Although the tenacious midfielder was plying her trade both overseas and in the W-League, she was plagued by a long-term injury, hamstrung for five years with bilateral hamstring tendinopathy.
It was several years of “rehab plans, doctors and specialists with no improvement,” Luik said of her prolonged injury.
Aivi wasn’t selected for the 2011 and 2015 World Cups along with the London 2012 and Rio 2016 Olympics, a tough blow for Luik whose dream was to represent her country on both stages.
Coming into the ‘veteran’ years of her career, many assumed Luik’s footballing aspirations would not be realised, but she knew she still had more to give and the drive and passion to do so.
Luik had surgery on her hamstring and after a successful season at her Spanish club Levante in 2019, piqued the interest of Matildas new Head Coach, Ante Milicic.
She gained Matildas selection and made her first start in seven years when she played in the their Cup of Nations 4-1 win against Korea Republic.
No longer hindered by injury, Luik continued to impress and finally made her World Cup debut the same year, nine years after her initial Matildas debut.
“I feel really blessed, because it had been a lifelong goal of mine to make the Matildas, to play in a World Cup and go to an Olympics too,” she said of her long-awaited achievement.
“When you’ve been with your national team for 10 years, any athlete, no matter who you are, is going to have a lot of ups and downs physically, mentally and emotionally.
“Knowing that I’ve been able to overcome these hurdles and push through by believing and trusting my instincts has made it all worth it,” she continued.
“Thinking about all that hard work and finally seeing things happen feels really, really good.”
Luik embodies the Matildas ‘Never Say Die’ slogan to a tee, which is something she thanks her mum for, but she also explains why it is so important to her.
“As a kid, my mum always worked at her own pace so we either had to keep up with her or get left behind,” Luik said.
“She didn’t like laziness and was a big believer in hard work which she instilled in us as youngsters.
“I think part of the reason I didn’t give up comes from wanting to do my family, supporters and country proud,” she continued.
“I want to be a good representation of who Australia is and to show others that we are people who don’t give up.”
Although football is a great love for Luik, she says she is mindful of the fact that losing a game or suffering an injury is relatively minor in the grand scheme of what others may go through in the world.

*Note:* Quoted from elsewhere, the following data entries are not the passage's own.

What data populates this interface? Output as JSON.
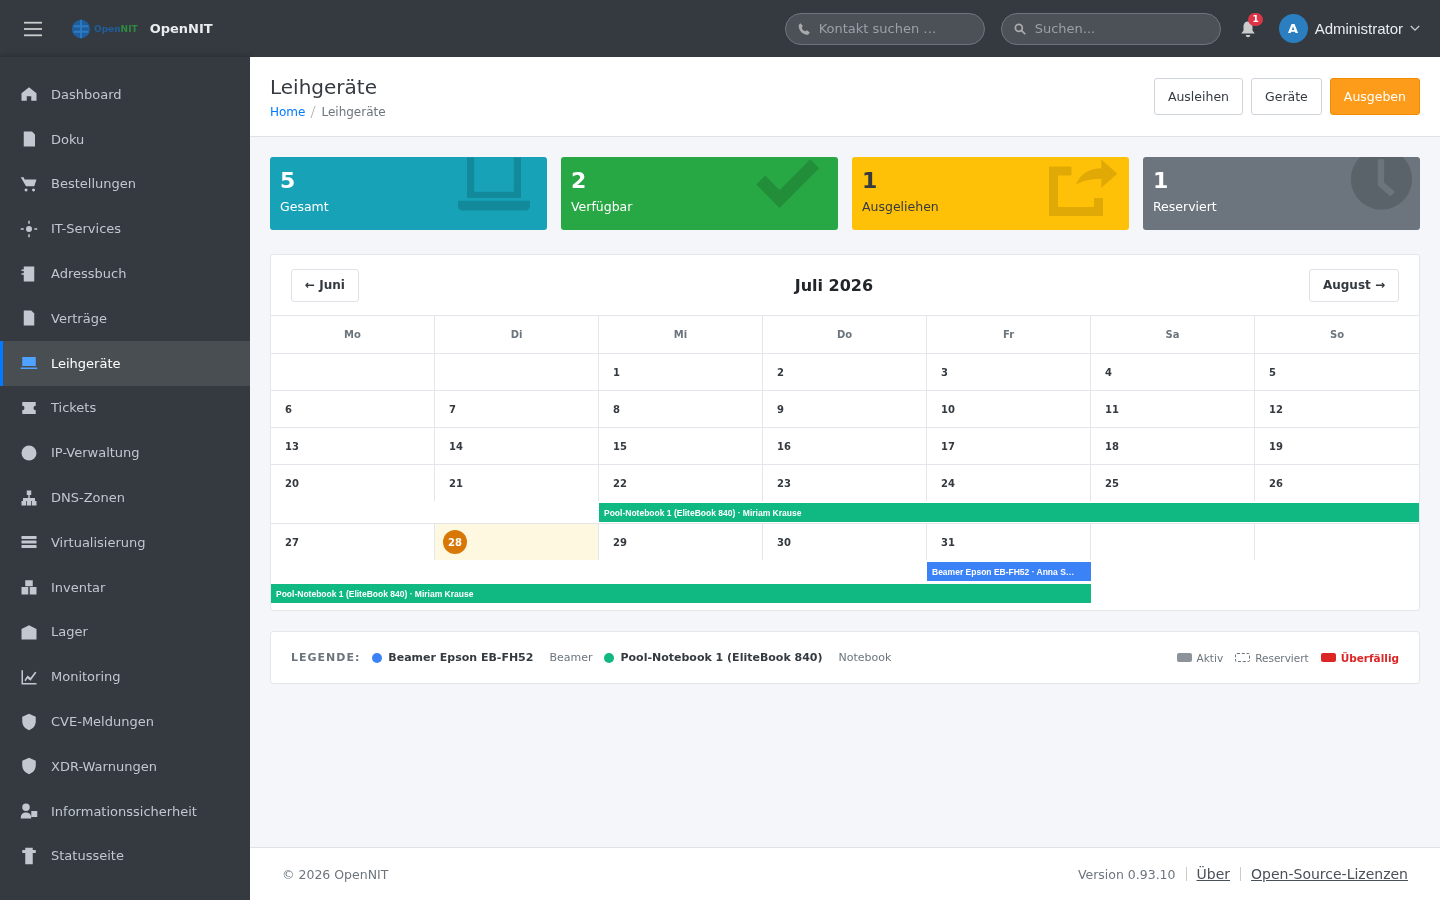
{
  "topbar": {
    "logo": {
      "part_1": "Open",
      "part_2": "NIT"
    },
    "brand": "OpenNIT",
    "contact_search": {
      "placeholder": "Kontakt suchen …"
    },
    "search": {
      "placeholder": "Suchen..."
    },
    "notifications": "1",
    "user": {
      "initial": "A",
      "name": "Administrator"
    }
  },
  "sidebar": {
    "items": [
      {
        "label": "Dashboard",
        "selected": false
      },
      {
        "label": "Doku",
        "selected": false
      },
      {
        "label": "Bestellungen",
        "selected": false
      },
      {
        "label": "IT-Services",
        "selected": false
      },
      {
        "label": "Adressbuch",
        "selected": false
      },
      {
        "label": "Verträge",
        "selected": false
      },
      {
        "label": "Leihgeräte",
        "selected": true
      },
      {
        "label": "Tickets",
        "selected": false
      },
      {
        "label": "IP-Verwaltung",
        "selected": false
      },
      {
        "label": "DNS-Zonen",
        "selected": false
      },
      {
        "label": "Virtualisierung",
        "selected": false
      },
      {
        "label": "Inventar",
        "selected": false
      },
      {
        "label": "Lager",
        "selected": false
      },
      {
        "label": "Monitoring",
        "selected": false
      },
      {
        "label": "CVE-Meldungen",
        "selected": false
      },
      {
        "label": "XDR-Warnungen",
        "selected": false
      },
      {
        "label": "Informationssicherheit",
        "selected": false
      },
      {
        "label": "Statusseite",
        "selected": false
      }
    ]
  },
  "page": {
    "title": "Leihgeräte",
    "breadcrumb": [
      {
        "label": "Home",
        "link": true
      },
      {
        "label": "Leihgeräte",
        "link": false
      }
    ],
    "buttons": [
      {
        "label": "Ausleihen",
        "primary": false
      },
      {
        "label": "Geräte",
        "primary": false
      },
      {
        "label": "Ausgeben",
        "primary": true
      }
    ]
  },
  "stats": [
    {
      "value": "5",
      "label": "Gesamt",
      "color": "#17a2b8"
    },
    {
      "value": "2",
      "label": "Verfügbar",
      "color": "#28a745"
    },
    {
      "value": "1",
      "label": "Ausgeliehen",
      "color": "#ffc107"
    },
    {
      "value": "1",
      "label": "Reserviert",
      "color": "#6c757d"
    }
  ],
  "calendar": {
    "prev": "← Juni",
    "title": "Juli 2026",
    "next": "August →",
    "weekdays": [
      "Mo",
      "Di",
      "Mi",
      "Do",
      "Fr",
      "Sa",
      "So"
    ],
    "weeks": [
      {
        "days": [
          {
            "kind": "empty"
          },
          {
            "kind": "empty"
          },
          {
            "kind": "day",
            "label": "1",
            "today": false
          },
          {
            "kind": "day",
            "label": "2",
            "today": false
          },
          {
            "kind": "day",
            "label": "3",
            "today": false
          },
          {
            "kind": "day",
            "label": "4",
            "today": false
          },
          {
            "kind": "day",
            "label": "5",
            "today": false
          }
        ]
      },
      {
        "days": [
          {
            "kind": "day",
            "label": "6",
            "today": false
          },
          {
            "kind": "day",
            "label": "7",
            "today": false
          },
          {
            "kind": "day",
            "label": "8",
            "today": false
          },
          {
            "kind": "day",
            "label": "9",
            "today": false
          },
          {
            "kind": "day",
            "label": "10",
            "today": false
          },
          {
            "kind": "day",
            "label": "11",
            "today": false
          },
          {
            "kind": "day",
            "label": "12",
            "today": false
          }
        ]
      },
      {
        "days": [
          {
            "kind": "day",
            "label": "13",
            "today": false
          },
          {
            "kind": "day",
            "label": "14",
            "today": false
          },
          {
            "kind": "day",
            "label": "15",
            "today": false
          },
          {
            "kind": "day",
            "label": "16",
            "today": false
          },
          {
            "kind": "day",
            "label": "17",
            "today": false
          },
          {
            "kind": "day",
            "label": "18",
            "today": false
          },
          {
            "kind": "day",
            "label": "19",
            "today": false
          }
        ]
      },
      {
        "days": [
          {
            "kind": "day",
            "label": "20",
            "today": false
          },
          {
            "kind": "day",
            "label": "21",
            "today": false
          },
          {
            "kind": "day",
            "label": "22",
            "today": false
          },
          {
            "kind": "day",
            "label": "23",
            "today": false
          },
          {
            "kind": "day",
            "label": "24",
            "today": false
          },
          {
            "kind": "day",
            "label": "25",
            "today": false
          },
          {
            "kind": "day",
            "label": "26",
            "today": false
          }
        ],
        "events": [
          {
            "label": "Pool-Notebook 1 (EliteBook 840) · Miriam Krause",
            "color": "#10b981"
          }
        ]
      },
      {
        "days": [
          {
            "kind": "day",
            "label": "27",
            "today": false
          },
          {
            "kind": "day",
            "label": "28",
            "today": true
          },
          {
            "kind": "day",
            "label": "29",
            "today": false
          },
          {
            "kind": "day",
            "label": "30",
            "today": false
          },
          {
            "kind": "day",
            "label": "31",
            "today": false
          },
          {
            "kind": "empty"
          },
          {
            "kind": "empty"
          }
        ],
        "events": [
          {
            "label": "Beamer Epson EB-FH52 · Anna S…",
            "color": "#3b82f6"
          },
          {
            "label": "Pool-Notebook 1 (EliteBook 840) · Miriam Krause",
            "color": "#10b981"
          }
        ]
      }
    ]
  },
  "legend": {
    "title": "LEGENDE:",
    "devices": [
      {
        "name": "Beamer Epson EB-FH52",
        "type": "Beamer",
        "color": "#3b82f6"
      },
      {
        "name": "Pool-Notebook 1 (EliteBook 840)",
        "type": "Notebook",
        "color": "#10b981"
      }
    ],
    "states": [
      {
        "kind": "active",
        "label": "Aktiv"
      },
      {
        "kind": "reserved",
        "label": "Reserviert"
      },
      {
        "kind": "overdue",
        "label": "Überfällig"
      }
    ]
  },
  "footer": {
    "copyright": "© 2026 OpenNIT",
    "version": "Version 0.93.10",
    "links": [
      "Über",
      "Open-Source-Lizenzen"
    ]
  }
}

“I try to keep things in perspective because there are so many people who do so much more and work so much harder, and they need to do that to survive,” she said.
“If they’re doing that, why can’t we go out there and give everything we have?
“There are going to be times when you’re out of breath and you literally can’t run anymore but knowing there are other people in the world who have to work really hard or are suffering, that gives me the motivation to keep pushing.”
When she steps foot on the pitch, her country, her teammates, her family and her God and are what drives the resilient Melbourne City star but there is a deeper motivation for giving her all, playing for those who don’t have the opportunity to do so.
“When I played in the World Cup, I’d written ‘for all those who can’t’ on my boots,” Luik explained.
“I give my everything for all of those who physically or mentally can’t. For those who are told that they can’t for whatever reason – because they’re not good enough, or because they’re a girl… that’s a big one,” she continued.
“We are able to fulfill our desires to play in our country so easily, we are so blessed, but you’ve got girls in other countries who would be literally risking their lives if they decided to follow their passion and try to play football.
“I play for all of those girls, or for anyone, whoever it is, for whatever reason, it’s for them.”
Originally published for Optus Sport